...01012021000002111222000000000
ZpLP [26]:
...2000000000

Notice that ZpCR cannot decide whether the determinant $M$ vanishes. This may have important consequences if, at some point, we will test if $M$ is invertible or not and jump to one branch or another one depending on the result.

In [27]:
M.charpoly()

ZpCR [27]:
(...00000000000000000001)*x^4 + (...10000)*x^3 + (0)*x^2 + (...200000)*x + (0)
ZpFP [27]:
...00000000000000000001*x^4 + ...000222222120100021010000*x^3 + ...0001011101102010221200000*x^2 + ...2220101021012200020200000*x + ...00000021000002111222000000000
ZpLP [27]:
...00000000000000000001*x^4 + ...10000*x^3 + ...0200000*x + ...2000000000
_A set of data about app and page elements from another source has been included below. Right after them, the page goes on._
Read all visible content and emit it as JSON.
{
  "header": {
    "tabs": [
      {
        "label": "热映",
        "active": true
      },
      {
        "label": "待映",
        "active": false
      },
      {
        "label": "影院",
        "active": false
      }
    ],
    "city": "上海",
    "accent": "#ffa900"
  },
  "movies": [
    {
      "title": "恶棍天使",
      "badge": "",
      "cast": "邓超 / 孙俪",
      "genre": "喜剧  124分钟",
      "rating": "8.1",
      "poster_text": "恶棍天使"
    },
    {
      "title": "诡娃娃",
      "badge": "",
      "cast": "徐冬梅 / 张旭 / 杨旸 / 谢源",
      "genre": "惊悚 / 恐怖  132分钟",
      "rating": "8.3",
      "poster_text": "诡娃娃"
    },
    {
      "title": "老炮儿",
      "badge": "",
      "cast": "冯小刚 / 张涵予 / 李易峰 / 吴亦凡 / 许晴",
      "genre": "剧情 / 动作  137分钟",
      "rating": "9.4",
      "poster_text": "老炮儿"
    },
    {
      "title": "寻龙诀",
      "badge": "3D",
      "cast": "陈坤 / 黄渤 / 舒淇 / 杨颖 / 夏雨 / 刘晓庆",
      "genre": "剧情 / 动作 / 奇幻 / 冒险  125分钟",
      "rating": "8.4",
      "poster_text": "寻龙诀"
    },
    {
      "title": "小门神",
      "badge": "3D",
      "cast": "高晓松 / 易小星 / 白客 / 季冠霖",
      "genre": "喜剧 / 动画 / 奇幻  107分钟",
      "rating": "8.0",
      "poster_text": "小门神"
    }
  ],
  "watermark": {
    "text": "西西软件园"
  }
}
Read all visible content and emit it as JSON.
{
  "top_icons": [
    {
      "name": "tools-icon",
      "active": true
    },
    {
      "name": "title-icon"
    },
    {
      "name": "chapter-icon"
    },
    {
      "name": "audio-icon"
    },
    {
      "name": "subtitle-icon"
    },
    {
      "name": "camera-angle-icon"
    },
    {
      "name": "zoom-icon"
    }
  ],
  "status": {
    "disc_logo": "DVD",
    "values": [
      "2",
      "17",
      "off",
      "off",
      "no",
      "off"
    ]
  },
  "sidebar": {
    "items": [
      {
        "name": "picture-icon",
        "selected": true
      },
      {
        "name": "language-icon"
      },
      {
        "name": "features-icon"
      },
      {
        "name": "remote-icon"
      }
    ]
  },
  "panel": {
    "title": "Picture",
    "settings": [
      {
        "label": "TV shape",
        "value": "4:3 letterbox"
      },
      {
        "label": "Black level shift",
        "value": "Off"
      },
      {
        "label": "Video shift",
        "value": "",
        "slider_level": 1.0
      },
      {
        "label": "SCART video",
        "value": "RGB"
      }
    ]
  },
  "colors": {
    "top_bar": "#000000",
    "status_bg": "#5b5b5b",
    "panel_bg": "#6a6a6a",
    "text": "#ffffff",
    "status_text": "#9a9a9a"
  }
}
### Dodgson condensation algorithm¶

Dodgson condensation is a recursive method for computing the determinant of a matrix. A description of the method can be found here.

In [28]:
def dodgson(M):   # M must be a square matrix
n = M.nrows() - 1
A = M
B = matrix(n, n,
[ [ M[i,j]*M[i+1,j+1] - M[i+1,j]*M[i,j+1]
for j in range(n) ] for i in range(n) ])
for m in range(n-1, 0, -1):
A, B = B, matrix(m, m,
[ [ (B[i,j]*B[i+1,j+1] - B[i+1,j]*B[i,j+1]) / A[i+1,j+1]
for j in range(m) ] for i in range(m) ])
return B[0,0]

In [29]:
MS = MatrixSpace(Z2, 6)
M = random_element(MS, prec=10)

In [30]:
dodgson(M)

ZpCR [30]:
...01111
ZpFP [30]:
...110011000001111011111000101111
ZpLP [30]:
...1000101111
In [31]:
M.determinant()

ZpCR [31]:
...1000101111
ZpFP [31]:
...110011000001111011111000101111
ZpLP [31]:
...1000101111

## Computations with polynomials¶

In [32]:
S.<x> = PolynomialRing(Z2)
P = random_element(S, degree=10, prec=5)
Q = random_element(S, degree=10, prec=5)
D = x^5 + random_element(S, degree=4, prec=8)
D

ZpCR [32]:
(...000000000000000000000000000001)*x^5 + (...10111100)*x^4 + (...11100111)*x^3 + (...01110101)*x^2 + (...00001011)*x + (...10100110)
ZpFP [32]:
...000000000000000000000000000001*x^5 + ...00000000000000000000000010111100*x^4 + ...000000000000000000000011100111*x^3 + ...000000000000000000000001110101*x^2 + ...000000000000000000000000001011*x + ...0000000000000000000000010100110
ZpLP [32]:
...000000000000000000000000000001*x^5 + ...10111100*x^4 + ...11100111*x^3 + ...01110101*x^2 + ...00001011*x + ...10100110

With high probability, $P$ and $Q$ are coprime, implying that the gcd of $DP$ is $DQ$ is $D$.
However, we observe that we do not always get this expected result:

In [33]:
def euclidean(A,B):
while B != 0:
A, B = B, A % B
return A.monic()

In [34]:
euclidean(D*P, D*Q)

ZpCR [34]:
(...1)*x^6 + (...10)*x^5 + (...1)*x^4 + (...1)*x^3 + (...1)*x^2 + (...100)*x + (...100)
ZpFP [34]:
...000000000000000000000000000001
ZpLP [34]:
...000000000000000000000000000001*x^5 + ...10111100*x^4 + ...11100111*x^3 + ...01110101*x^2 + ...00001011*x + ...10100110

More precisely, ZpCR often found a gcd of higher degree. Indeed the Euclidean algorithm stops prematurely because the software believes that some early remainder vanishes due to the lack of precision.
The situation with ZpFP is the exact opposite: since the precision is too high (always the maximal cap), the software does not notice that the remainder vanishes. Therefore the Euclidean algorithm does not stop until it obtains a remainder of degree $0$.